Spain has been the world leader in CSP. In 2007, the world’s first commercial concentrated solar power tower, PS10, was built near Seville, producing a modest 11 MW. It cost €35 million to build and produces revenue of €6.3 million a year. After six years, it’s money for sitting about and doing a bit of mirror cleaning.
Andasol 1 came in 2009, Europe’s first commercial parabolic trough park, and other such plants and towers have followed. All the money has run away in Spain as everywhere, and this is sadly slowing the development of the industry here and around the world and the technical advances that are there to be made.
But by the end of 2012, Spain had built over 2,000 MW (2 GW) of CSP, with 4½ GW planned. It’s a very good start. Spain are also heavily into photovoltaics, more of which later.
Worldwide, about 17 GW of CSP harvesting is under development, led by the USA, Spain and China, and at least ten other countries are building CSP plants. All of this should have happened decades ago, starting from Maadi.
The USA has a handful of solar thermal sites, Nevada Solar One has been online since 2007. SEGS in California was the world’s largest, with three sites in the Mojave Desert producing 354 MW (0.35GW). In February, 2014, Ivanpah Solar Power Facility in California, in the middle of Death Valley, was completed, trumping that with 392 MW (0.4GW).
Ivanpah was built by Bright Source Energy.
Arnold Schwarzenegger, ex-Governor of California, said at the opening:
There are some people that look out in the desert and see miles and miles of emptiness. I see miles and miles of a gold mine.
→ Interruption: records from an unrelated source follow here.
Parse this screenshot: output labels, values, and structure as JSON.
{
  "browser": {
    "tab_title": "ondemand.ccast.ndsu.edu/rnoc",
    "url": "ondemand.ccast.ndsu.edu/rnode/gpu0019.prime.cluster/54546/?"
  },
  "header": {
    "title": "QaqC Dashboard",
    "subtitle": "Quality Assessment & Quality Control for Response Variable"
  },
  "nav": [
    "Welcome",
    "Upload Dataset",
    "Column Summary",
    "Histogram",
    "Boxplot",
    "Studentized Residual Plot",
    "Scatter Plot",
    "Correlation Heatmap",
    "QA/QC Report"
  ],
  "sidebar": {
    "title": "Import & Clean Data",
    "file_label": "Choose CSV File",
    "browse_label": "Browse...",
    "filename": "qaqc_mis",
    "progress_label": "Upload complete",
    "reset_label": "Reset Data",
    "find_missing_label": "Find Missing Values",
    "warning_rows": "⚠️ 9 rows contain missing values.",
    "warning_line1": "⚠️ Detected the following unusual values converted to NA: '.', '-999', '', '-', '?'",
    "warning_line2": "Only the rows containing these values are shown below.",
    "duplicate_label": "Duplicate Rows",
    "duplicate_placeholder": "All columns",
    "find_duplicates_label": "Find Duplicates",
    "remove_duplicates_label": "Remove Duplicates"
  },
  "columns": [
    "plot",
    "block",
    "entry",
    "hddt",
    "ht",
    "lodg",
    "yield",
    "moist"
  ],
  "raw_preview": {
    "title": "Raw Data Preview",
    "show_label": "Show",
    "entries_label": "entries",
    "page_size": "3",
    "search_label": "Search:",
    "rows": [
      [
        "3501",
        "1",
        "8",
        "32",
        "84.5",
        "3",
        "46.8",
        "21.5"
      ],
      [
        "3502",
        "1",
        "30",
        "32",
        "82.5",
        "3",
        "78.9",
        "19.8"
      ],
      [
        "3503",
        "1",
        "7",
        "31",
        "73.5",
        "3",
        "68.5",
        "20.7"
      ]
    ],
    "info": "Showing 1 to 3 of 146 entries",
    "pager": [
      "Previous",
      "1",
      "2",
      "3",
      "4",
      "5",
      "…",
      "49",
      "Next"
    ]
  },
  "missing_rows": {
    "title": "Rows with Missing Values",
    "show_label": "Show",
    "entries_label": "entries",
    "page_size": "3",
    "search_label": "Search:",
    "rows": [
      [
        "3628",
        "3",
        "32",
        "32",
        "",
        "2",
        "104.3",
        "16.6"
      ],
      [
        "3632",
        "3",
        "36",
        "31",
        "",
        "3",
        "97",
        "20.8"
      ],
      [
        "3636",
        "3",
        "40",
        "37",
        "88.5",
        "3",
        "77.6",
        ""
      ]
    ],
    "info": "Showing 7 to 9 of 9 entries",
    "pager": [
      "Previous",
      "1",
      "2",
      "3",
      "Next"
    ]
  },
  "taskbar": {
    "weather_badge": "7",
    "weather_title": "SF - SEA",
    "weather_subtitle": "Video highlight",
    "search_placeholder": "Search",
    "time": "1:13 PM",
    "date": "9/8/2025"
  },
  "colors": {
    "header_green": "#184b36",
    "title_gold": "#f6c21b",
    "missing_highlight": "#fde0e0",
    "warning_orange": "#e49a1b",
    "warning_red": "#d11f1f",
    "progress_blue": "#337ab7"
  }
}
But here’s an article that says rather unkindly that Ivanpah is already irrelevant. The author’s point, though, is in the context of the dramatic collapse in price of photovoltaic installation. And, of course, hurrah to that as well, another form of natural energy collection is becoming so good that it’s making Ivanpah - which is making 392 MW out of land that wasn’t doing anything before - irrelevant. If Ivanpah is irrelevant, then surely hydrocarbons and nuclear are. Stranded assets?